“In Ojibwa, almost four-fifths of all words are verbs, whereas in English nouns, adjectives, and adverbs predominate. The better Ojibwa orators put the verb first in a sentence, before the noun, so in English the Anishinabeg had, in effect, to talk backward, placing the noun first.”
The Eastern Algonquian sub-family includes Penobscot, Passamaquoddy, Maliseet, Etchemin, Potawatomi, Wampanoag, Lenape (Delaware), Abenaki, Micmac, Massachusett, Narragansett, Mohegan, Pequot, Montauk, Quiripi, Unquachog, Mahican, Munsee, Unami, Nanticoke, and Powhatan.
Linguistic evidence shows the Eastern Algonquians have a very long history in the northeastern area. Anthropologists William Haviland and Marjory Power, in their book The Original Vermonters: Native Inhabitants Past and Present, report that
“…there is nothing in any of the Eastern Algonquian languages to suggest that the region was ever inhabited by speakers of any non-Algonquian language, from whom Algonquian intruders would be expected to have borrowed some words.”
While there are some historians who have suggested that the Pequot invaded New England in fairly recent times, the linguistic evidence strongly supports the notion that the Pequot language developed in New England. Pequot is most closely related to its neighboring languages, Massachusett and Narragansett.
Glottochronology suggests that Eastern Algonquian separated from the other Algonquian languages about 3,000 years ago.
Writing about the archaeological sequence of the Atlantic coastal region, anthropologist Dean Snow, in a chapter in the Handbook of North American Indians, reports:
“The relatively deep split between the Micmac and the other Eastern Algonquians to the southwest suggests that the Micmac prehistoric sequence will show significant independence from other Eastern Algonquian sequences.”
With regard to the Eastern Algonquian languages, linguist Ives Goddard, in his chapter on the Eastern Algonquian languages in the Handbook of North American Indians, writes:
“Each Eastern Algonquian language shares features with each of its immediate neighbors, and the resulting continuum is of a sort that is likely to have resulted from the spread of linguistic innovations among forms of speech that were already differentiated but still similar enough to make partial bilingualism easy.”
In Wampanoag, an Eastern Algonquian language, nouns are either animate or inanimate.
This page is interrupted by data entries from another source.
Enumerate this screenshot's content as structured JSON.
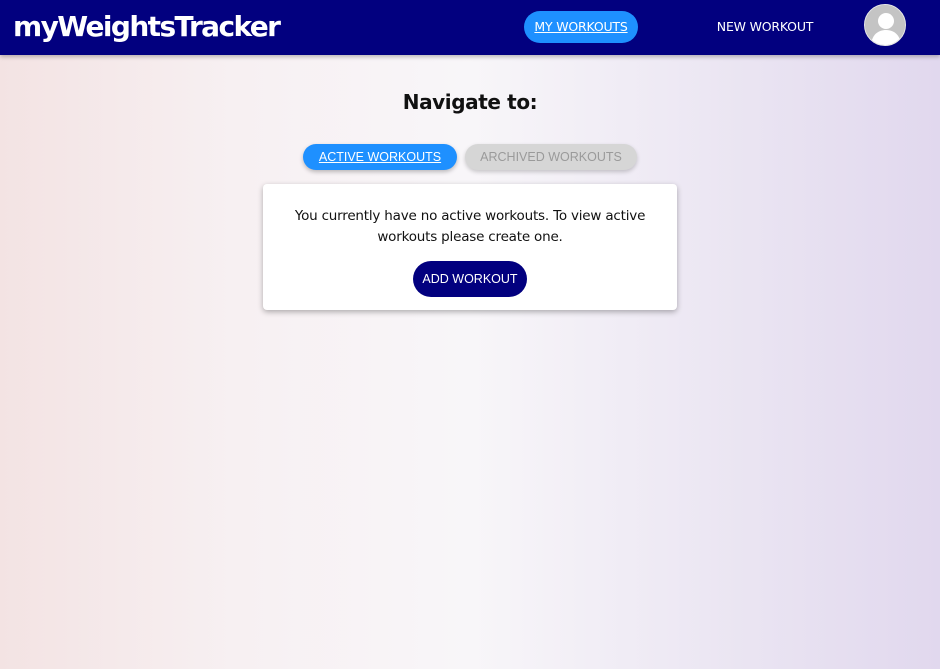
{
  "navbar": {
    "brand": "myWeightsTracker",
    "links": [
      {
        "label": "MY WORKOUTS",
        "active": true
      },
      {
        "label": "NEW WORKOUT",
        "active": false
      }
    ],
    "avatar_icon": "user-avatar-icon"
  },
  "main": {
    "heading": "Navigate to:",
    "tabs": [
      {
        "label": "ACTIVE WORKOUTS",
        "active": true
      },
      {
        "label": "ARCHIVED WORKOUTS",
        "active": false
      }
    ],
    "empty_state": {
      "message": "You currently have no active workouts. To view active workouts please create one.",
      "button_label": "ADD WORKOUT"
    }
  },
  "colors": {
    "navbar_bg": "#02007f",
    "accent": "#1e90ff",
    "tab_inactive_bg": "#d6d6d6",
    "button_bg": "#02007f"
  }
}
In an article in Cultural Survival Quarterly, Ellen Lutz reports:
“An animate object is defined by several different characteristics, including moving independently of another object. In Wampanoag, the Sun is inanimate, while the Earth, which moves independently of it, is animate.”